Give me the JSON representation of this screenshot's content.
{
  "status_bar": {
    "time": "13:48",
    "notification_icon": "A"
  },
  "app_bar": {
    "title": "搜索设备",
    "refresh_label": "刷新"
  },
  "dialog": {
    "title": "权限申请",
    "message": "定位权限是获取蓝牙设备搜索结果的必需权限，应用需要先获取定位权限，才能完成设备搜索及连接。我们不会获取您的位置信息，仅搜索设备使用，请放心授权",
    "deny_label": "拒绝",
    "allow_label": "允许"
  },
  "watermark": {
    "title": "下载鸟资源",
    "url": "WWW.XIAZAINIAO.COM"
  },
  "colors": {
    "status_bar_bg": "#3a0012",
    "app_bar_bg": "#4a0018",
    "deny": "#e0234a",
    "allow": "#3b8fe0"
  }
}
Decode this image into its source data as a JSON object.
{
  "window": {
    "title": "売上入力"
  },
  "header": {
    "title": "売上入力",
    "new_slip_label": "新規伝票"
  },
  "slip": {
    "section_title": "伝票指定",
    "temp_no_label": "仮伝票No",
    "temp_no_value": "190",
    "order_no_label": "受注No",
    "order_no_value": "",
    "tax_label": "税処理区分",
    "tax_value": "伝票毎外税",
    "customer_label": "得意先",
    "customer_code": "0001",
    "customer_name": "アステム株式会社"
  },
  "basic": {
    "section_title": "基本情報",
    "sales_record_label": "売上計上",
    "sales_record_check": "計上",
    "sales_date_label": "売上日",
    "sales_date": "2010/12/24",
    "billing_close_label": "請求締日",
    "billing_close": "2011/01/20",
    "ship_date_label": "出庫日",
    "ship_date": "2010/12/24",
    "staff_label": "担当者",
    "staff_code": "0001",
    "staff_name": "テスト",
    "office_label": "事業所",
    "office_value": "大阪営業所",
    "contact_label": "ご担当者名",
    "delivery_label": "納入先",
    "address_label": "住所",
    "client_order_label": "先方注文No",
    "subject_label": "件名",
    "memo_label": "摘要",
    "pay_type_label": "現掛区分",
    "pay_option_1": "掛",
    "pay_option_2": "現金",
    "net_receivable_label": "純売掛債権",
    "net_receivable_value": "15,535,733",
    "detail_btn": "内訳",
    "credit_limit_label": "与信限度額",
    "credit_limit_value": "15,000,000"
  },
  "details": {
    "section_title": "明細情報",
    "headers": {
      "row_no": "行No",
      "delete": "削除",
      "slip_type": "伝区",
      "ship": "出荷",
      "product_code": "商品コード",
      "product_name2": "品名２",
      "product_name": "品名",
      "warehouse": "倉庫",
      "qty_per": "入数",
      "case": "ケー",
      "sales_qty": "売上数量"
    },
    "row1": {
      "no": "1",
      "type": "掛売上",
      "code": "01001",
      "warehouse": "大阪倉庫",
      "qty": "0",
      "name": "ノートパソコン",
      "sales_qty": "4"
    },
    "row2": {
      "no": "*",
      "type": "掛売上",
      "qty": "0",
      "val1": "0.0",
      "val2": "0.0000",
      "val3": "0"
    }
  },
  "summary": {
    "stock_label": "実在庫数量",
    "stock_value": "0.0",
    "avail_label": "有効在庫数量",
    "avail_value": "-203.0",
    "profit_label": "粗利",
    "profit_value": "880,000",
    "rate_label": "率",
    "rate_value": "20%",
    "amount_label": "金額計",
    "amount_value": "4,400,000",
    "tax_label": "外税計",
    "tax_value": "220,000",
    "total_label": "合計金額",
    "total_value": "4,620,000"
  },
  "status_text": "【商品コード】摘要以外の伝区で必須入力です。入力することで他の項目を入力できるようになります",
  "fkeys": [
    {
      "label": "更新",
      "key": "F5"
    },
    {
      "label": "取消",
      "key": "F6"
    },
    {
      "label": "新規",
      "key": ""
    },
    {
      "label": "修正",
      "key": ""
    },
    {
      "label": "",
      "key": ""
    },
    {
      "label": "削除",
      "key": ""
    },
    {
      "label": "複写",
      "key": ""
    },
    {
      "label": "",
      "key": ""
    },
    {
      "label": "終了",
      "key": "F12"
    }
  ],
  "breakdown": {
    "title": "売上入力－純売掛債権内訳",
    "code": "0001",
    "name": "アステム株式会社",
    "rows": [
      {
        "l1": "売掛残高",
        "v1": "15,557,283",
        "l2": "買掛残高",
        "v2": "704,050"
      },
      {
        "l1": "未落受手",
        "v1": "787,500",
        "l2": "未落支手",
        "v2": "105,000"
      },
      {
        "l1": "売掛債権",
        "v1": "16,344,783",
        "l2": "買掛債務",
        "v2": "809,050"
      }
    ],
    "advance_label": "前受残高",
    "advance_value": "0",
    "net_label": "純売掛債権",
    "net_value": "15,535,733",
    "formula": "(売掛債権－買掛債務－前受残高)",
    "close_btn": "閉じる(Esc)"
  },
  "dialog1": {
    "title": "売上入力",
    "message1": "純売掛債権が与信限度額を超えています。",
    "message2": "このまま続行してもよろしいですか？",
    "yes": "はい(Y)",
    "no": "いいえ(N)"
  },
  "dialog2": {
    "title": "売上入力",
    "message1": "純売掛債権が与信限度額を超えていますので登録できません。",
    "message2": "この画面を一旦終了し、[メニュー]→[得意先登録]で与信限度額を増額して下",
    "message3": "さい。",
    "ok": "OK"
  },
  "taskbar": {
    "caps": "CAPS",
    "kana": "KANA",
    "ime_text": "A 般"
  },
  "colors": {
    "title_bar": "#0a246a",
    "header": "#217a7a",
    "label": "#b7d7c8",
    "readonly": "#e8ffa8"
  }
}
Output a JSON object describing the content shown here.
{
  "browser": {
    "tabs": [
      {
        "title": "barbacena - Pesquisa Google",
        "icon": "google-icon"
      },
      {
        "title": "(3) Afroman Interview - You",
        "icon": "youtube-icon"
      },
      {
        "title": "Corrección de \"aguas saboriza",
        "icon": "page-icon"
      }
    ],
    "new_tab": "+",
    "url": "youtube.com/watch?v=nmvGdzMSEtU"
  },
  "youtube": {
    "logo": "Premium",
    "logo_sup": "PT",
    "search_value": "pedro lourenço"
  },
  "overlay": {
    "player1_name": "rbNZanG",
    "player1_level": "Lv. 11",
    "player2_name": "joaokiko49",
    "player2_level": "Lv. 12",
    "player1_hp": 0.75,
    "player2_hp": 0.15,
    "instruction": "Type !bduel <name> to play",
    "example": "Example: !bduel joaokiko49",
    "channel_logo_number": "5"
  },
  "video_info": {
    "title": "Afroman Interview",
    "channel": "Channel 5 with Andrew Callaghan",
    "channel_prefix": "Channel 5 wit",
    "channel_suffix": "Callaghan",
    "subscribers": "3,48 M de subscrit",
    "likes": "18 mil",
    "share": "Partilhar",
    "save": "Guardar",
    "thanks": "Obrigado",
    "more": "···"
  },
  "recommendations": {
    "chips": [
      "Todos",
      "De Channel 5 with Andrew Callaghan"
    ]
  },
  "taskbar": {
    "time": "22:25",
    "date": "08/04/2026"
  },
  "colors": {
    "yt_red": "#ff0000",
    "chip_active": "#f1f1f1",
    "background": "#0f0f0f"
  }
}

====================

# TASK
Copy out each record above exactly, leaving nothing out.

# RESPONSE TO THE TASK
Give me the JSON representation of this screenshot's content.
{
  "status_bar": {
    "time": "13:48",
    "notification_icon": "A"
  },
  "app_bar": {
    "title": "搜索设备",
    "refresh_label": "刷新"
  },
  "dialog": {
    "title": "权限申请",
    "message": "定位权限是获取蓝牙设备搜索结果的必需权限，应用需要先获取定位权限，才能完成设备搜索及连接。我们不会获取您的位置信息，仅搜索设备使用，请放心授权",
    "deny_label": "拒绝",
    "allow_label": "允许"
  },
  "watermark": {
    "title": "下载鸟资源",
    "url": "WWW.XIAZAINIAO.COM"
  },
  "colors": {
    "status_bar_bg": "#3a0012",
    "app_bar_bg": "#4a0018",
    "deny": "#e0234a",
    "allow": "#3b8fe0"
  }
}
Decode this image into its source data as a JSON object.
{
  "window": {
    "title": "売上入力"
  },
  "header": {
    "title": "売上入力",
    "new_slip_label": "新規伝票"
  },
  "slip": {
    "section_title": "伝票指定",
    "temp_no_label": "仮伝票No",
    "temp_no_value": "190",
    "order_no_label": "受注No",
    "order_no_value": "",
    "tax_label": "税処理区分",
    "tax_value": "伝票毎外税",
    "customer_label": "得意先",
    "customer_code": "0001",
    "customer_name": "アステム株式会社"
  },
  "basic": {
    "section_title": "基本情報",
    "sales_record_label": "売上計上",
    "sales_record_check": "計上",
    "sales_date_label": "売上日",
    "sales_date": "2010/12/24",
    "billing_close_label": "請求締日",
    "billing_close": "2011/01/20",
    "ship_date_label": "出庫日",
    "ship_date": "2010/12/24",
    "staff_label": "担当者",
    "staff_code": "0001",
    "staff_name": "テスト",
    "office_label": "事業所",
    "office_value": "大阪営業所",
    "contact_label": "ご担当者名",
    "delivery_label": "納入先",
    "address_label": "住所",
    "client_order_label": "先方注文No",
    "subject_label": "件名",
    "memo_label": "摘要",
    "pay_type_label": "現掛区分",
    "pay_option_1": "掛",
    "pay_option_2": "現金",
    "net_receivable_label": "純売掛債権",
    "net_receivable_value": "15,535,733",
    "detail_btn": "内訳",
    "credit_limit_label": "与信限度額",
    "credit_limit_value": "15,000,000"
  },
  "details": {
    "section_title": "明細情報",
    "headers": {
      "row_no": "行No",
      "delete": "削除",
      "slip_type": "伝区",
      "ship": "出荷",
      "product_code": "商品コード",
      "product_name2": "品名２",
      "product_name": "品名",
      "warehouse": "倉庫",
      "qty_per": "入数",
      "case": "ケー",
      "sales_qty": "売上数量"
    },
    "row1": {
      "no": "1",
      "type": "掛売上",
      "code": "01001",
      "warehouse": "大阪倉庫",
      "qty": "0",
      "name": "ノートパソコン",
      "sales_qty": "4"
    },
    "row2": {
      "no": "*",
      "type": "掛売上",
      "qty": "0",
      "val1": "0.0",
      "val2": "0.0000",
      "val3": "0"
    }
  },
  "summary": {
    "stock_label": "実在庫数量",
    "stock_value": "0.0",
    "avail_label": "有効在庫数量",
    "avail_value": "-203.0",
    "profit_label": "粗利",
    "profit_value": "880,000",
    "rate_label": "率",
    "rate_value": "20%",
    "amount_label": "金額計",
    "amount_value": "4,400,000",
    "tax_label": "外税計",
    "tax_value": "220,000",
    "total_label": "合計金額",
    "total_value": "4,620,000"
  },
  "status_text": "【商品コード】摘要以外の伝区で必須入力です。入力することで他の項目を入力できるようになります",
  "fkeys": [
    {
      "label": "更新",
      "key": "F5"
    },
    {
      "label": "取消",
      "key": "F6"
    },
    {
      "label": "新規",
      "key": ""
    },
    {
      "label": "修正",
      "key": ""
    },
    {
      "label": "",
      "key": ""
    },
    {
      "label": "削除",
      "key": ""
    },
    {
      "label": "複写",
      "key": ""
    },
    {
      "label": "",
      "key": ""
    },
    {
      "label": "終了",
      "key": "F12"
    }
  ],
  "breakdown": {
    "title": "売上入力－純売掛債権内訳",
    "code": "0001",
    "name": "アステム株式会社",
    "rows": [
      {
        "l1": "売掛残高",
        "v1": "15,557,283",
        "l2": "買掛残高",
        "v2": "704,050"
      },
      {
        "l1": "未落受手",
        "v1": "787,500",
        "l2": "未落支手",
        "v2": "105,000"
      },
      {
        "l1": "売掛債権",
        "v1": "16,344,783",
        "l2": "買掛債務",
        "v2": "809,050"
      }
    ],
    "advance_label": "前受残高",
    "advance_value": "0",
    "net_label": "純売掛債権",
    "net_value": "15,535,733",
    "formula": "(売掛債権－買掛債務－前受残高)",
    "close_btn": "閉じる(Esc)"
  },
  "dialog1": {
    "title": "売上入力",
    "message1": "純売掛債権が与信限度額を超えています。",
    "message2": "このまま続行してもよろしいですか？",
    "yes": "はい(Y)",
    "no": "いいえ(N)"
  },
  "dialog2": {
    "title": "売上入力",
    "message1": "純売掛債権が与信限度額を超えていますので登録できません。",
    "message2": "この画面を一旦終了し、[メニュー]→[得意先登録]で与信限度額を増額して下",
    "message3": "さい。",
    "ok": "OK"
  },
  "taskbar": {
    "caps": "CAPS",
    "kana": "KANA",
    "ime_text": "A 般"
  },
  "colors": {
    "title_bar": "#0a246a",
    "header": "#217a7a",
    "label": "#b7d7c8",
    "readonly": "#e8ffa8"
  }
}
Output a JSON object describing the content shown here.
{
  "browser": {
    "tabs": [
      {
        "title": "barbacena - Pesquisa Google",
        "icon": "google-icon"
      },
      {
        "title": "(3) Afroman Interview - You",
        "icon": "youtube-icon"
      },
      {
        "title": "Corrección de \"aguas saboriza",
        "icon": "page-icon"
      }
    ],
    "new_tab": "+",
    "url": "youtube.com/watch?v=nmvGdzMSEtU"
  },
  "youtube": {
    "logo": "Premium",
    "logo_sup": "PT",
    "search_value": "pedro lourenço"
  },
  "overlay": {
    "player1_name": "rbNZanG",
    "player1_level": "Lv. 11",
    "player2_name": "joaokiko49",
    "player2_level": "Lv. 12",
    "player1_hp": 0.75,
    "player2_hp": 0.15,
    "instruction": "Type !bduel <name> to play",
    "example": "Example: !bduel joaokiko49",
    "channel_logo_number": "5"
  },
  "video_info": {
    "title": "Afroman Interview",
    "channel": "Channel 5 with Andrew Callaghan",
    "channel_prefix": "Channel 5 wit",
    "channel_suffix": "Callaghan",
    "subscribers": "3,48 M de subscrit",
    "likes": "18 mil",
    "share": "Partilhar",
    "save": "Guardar",
    "thanks": "Obrigado",
    "more": "···"
  },
  "recommendations": {
    "chips": [
      "Todos",
      "De Channel 5 with Andrew Callaghan"
    ]
  },
  "taskbar": {
    "time": "22:25",
    "date": "08/04/2026"
  },
  "colors": {
    "yt_red": "#ff0000",
    "chip_active": "#f1f1f1",
    "background": "#0f0f0f"
  }
}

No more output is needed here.